- [ACTIVITY]:
Search the records below for "color" and copy every line it turns up in.

━━━━━ DATA SUPPLIED ━━━━━

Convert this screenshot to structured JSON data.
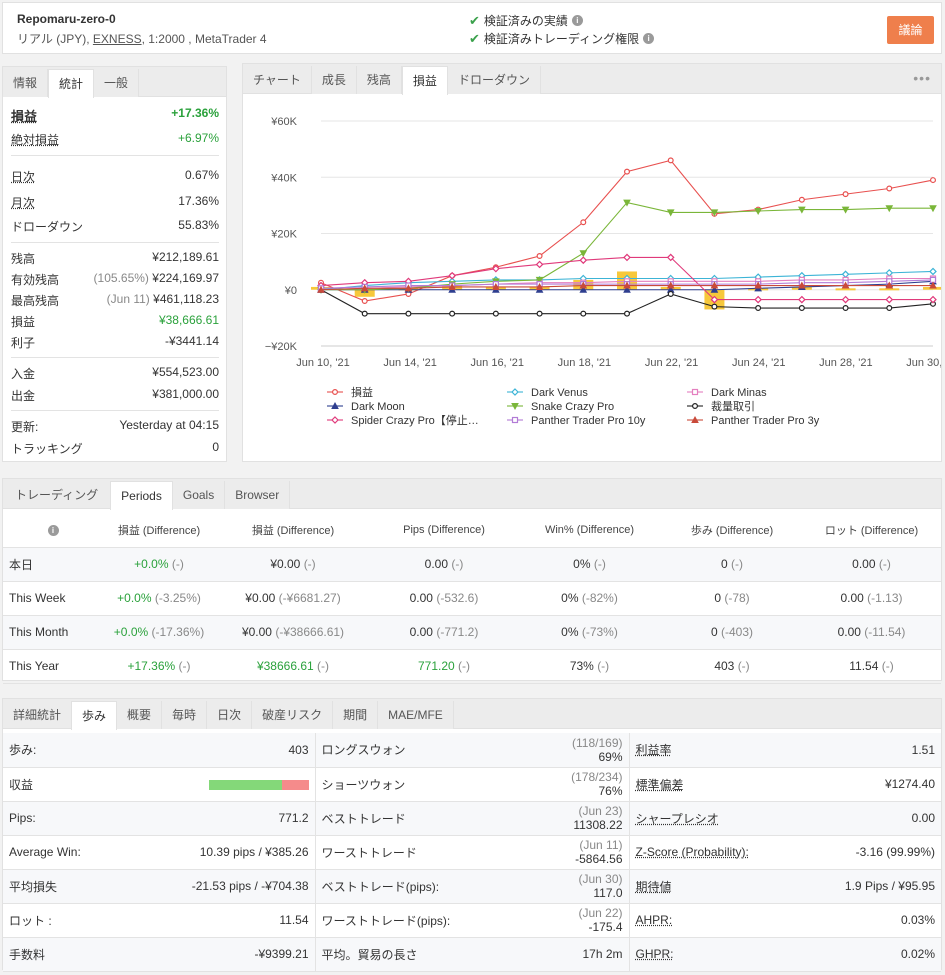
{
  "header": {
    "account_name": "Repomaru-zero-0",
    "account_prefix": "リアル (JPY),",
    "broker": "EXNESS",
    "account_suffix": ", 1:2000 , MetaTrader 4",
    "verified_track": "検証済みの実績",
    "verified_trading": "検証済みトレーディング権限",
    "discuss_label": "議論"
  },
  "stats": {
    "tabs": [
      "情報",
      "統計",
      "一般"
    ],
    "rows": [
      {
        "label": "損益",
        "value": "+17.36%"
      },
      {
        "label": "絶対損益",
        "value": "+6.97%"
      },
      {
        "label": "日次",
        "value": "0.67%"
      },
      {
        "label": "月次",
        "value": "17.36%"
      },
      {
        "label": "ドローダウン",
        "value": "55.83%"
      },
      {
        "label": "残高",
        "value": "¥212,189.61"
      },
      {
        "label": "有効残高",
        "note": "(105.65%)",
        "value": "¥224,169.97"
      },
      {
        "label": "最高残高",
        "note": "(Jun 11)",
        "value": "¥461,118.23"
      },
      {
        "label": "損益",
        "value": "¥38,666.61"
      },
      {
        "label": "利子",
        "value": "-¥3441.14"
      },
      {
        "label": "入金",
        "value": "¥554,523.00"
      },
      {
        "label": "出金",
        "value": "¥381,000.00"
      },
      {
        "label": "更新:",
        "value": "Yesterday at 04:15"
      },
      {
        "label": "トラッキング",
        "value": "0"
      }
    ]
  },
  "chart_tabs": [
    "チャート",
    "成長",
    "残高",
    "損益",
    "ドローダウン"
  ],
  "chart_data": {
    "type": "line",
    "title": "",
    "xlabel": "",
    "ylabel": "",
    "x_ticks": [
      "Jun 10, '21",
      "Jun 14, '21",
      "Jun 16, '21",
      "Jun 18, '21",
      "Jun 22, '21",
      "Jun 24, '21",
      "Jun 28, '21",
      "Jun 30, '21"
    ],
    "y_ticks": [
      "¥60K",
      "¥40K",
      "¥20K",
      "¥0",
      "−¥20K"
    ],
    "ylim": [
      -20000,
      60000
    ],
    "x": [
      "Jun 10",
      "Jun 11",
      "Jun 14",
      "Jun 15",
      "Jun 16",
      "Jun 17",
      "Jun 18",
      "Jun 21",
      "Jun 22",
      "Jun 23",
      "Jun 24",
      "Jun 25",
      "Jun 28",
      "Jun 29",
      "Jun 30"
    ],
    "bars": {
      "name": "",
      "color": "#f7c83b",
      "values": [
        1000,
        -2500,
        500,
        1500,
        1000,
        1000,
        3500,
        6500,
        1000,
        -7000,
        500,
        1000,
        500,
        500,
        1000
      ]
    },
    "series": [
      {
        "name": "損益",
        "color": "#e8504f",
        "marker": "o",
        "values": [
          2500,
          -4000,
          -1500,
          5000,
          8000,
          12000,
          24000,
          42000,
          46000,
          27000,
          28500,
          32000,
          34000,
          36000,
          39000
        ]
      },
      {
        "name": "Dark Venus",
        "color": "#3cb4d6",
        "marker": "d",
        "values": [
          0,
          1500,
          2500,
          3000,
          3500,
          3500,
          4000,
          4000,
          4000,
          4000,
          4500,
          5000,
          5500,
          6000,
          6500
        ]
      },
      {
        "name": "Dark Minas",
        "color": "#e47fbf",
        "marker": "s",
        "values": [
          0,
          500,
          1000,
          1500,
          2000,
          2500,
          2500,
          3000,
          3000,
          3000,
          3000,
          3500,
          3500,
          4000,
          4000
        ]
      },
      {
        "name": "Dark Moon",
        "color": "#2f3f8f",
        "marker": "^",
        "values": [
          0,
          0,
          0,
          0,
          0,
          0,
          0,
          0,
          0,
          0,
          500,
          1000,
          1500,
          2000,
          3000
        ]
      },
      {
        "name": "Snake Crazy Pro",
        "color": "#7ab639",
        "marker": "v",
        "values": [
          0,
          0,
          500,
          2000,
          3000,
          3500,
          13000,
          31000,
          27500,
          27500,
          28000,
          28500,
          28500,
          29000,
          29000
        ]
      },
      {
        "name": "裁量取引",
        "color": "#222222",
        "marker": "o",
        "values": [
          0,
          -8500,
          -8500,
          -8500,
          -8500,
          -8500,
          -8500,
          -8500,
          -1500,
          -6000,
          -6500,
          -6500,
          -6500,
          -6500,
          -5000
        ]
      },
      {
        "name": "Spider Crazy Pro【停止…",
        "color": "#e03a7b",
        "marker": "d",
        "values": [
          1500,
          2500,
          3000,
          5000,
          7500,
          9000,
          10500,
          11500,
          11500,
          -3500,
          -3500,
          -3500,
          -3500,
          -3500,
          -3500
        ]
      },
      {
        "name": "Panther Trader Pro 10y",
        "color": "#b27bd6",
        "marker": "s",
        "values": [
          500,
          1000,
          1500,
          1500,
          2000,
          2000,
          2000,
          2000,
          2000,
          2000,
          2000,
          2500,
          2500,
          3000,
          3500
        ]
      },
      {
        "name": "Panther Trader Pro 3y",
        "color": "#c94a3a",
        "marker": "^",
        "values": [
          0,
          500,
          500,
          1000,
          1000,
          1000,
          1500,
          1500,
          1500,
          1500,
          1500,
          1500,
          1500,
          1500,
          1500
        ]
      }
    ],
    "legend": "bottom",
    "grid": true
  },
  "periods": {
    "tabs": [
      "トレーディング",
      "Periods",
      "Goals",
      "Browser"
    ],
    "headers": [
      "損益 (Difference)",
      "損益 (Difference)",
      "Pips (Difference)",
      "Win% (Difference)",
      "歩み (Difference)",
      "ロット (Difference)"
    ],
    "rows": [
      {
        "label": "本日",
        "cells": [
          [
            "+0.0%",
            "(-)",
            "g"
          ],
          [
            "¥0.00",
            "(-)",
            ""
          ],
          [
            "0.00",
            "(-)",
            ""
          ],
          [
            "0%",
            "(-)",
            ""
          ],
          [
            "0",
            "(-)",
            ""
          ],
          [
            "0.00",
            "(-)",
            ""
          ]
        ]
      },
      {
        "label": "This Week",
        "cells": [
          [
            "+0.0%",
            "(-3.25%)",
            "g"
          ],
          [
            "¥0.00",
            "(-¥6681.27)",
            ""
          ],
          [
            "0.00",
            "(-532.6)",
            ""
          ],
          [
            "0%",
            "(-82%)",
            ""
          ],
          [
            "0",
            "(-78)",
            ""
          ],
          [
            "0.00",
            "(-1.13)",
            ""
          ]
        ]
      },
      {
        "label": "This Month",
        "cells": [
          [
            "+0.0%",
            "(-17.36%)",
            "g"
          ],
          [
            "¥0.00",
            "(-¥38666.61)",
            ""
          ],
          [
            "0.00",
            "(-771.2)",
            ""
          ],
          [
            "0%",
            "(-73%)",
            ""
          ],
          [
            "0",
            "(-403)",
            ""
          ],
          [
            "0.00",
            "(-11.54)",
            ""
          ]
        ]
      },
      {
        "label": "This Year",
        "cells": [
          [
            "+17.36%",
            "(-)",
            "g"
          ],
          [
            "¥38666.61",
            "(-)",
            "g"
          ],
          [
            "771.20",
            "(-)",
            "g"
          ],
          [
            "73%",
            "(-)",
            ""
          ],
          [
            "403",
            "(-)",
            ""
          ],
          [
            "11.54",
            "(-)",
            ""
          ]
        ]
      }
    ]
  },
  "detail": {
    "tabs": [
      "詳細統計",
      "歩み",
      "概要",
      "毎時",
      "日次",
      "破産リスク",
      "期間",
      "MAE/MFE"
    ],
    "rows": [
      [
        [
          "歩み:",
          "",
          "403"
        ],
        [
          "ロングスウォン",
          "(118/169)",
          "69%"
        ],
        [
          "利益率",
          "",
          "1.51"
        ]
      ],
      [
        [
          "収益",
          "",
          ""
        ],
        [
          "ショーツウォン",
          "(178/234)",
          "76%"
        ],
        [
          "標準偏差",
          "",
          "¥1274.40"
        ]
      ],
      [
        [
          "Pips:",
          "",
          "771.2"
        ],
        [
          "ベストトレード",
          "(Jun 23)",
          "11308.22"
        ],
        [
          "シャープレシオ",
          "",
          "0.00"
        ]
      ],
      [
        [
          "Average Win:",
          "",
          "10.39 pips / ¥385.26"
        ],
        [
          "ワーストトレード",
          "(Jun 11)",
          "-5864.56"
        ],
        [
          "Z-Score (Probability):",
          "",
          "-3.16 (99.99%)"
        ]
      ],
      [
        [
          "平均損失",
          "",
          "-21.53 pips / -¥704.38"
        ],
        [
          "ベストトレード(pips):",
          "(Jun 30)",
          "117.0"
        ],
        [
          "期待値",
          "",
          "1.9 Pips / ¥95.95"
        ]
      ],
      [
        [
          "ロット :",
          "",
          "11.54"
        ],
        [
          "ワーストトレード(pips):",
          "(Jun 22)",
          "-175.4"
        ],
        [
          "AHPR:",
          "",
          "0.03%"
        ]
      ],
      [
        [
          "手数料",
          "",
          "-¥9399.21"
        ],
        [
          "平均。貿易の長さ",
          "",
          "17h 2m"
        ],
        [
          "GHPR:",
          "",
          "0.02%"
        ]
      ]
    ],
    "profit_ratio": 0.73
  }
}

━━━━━

- [SOLUTION TO THE PROBLEM]:
      "color": "#f7c83b",
        "color": "#e8504f",
        "color": "#3cb4d6",
        "color": "#e47fbf",
        "color": "#2f3f8f",
        "color": "#7ab639",
        "color": "#222222",
        "color": "#e03a7b",
        "color": "#b27bd6",
        "color": "#c94a3a",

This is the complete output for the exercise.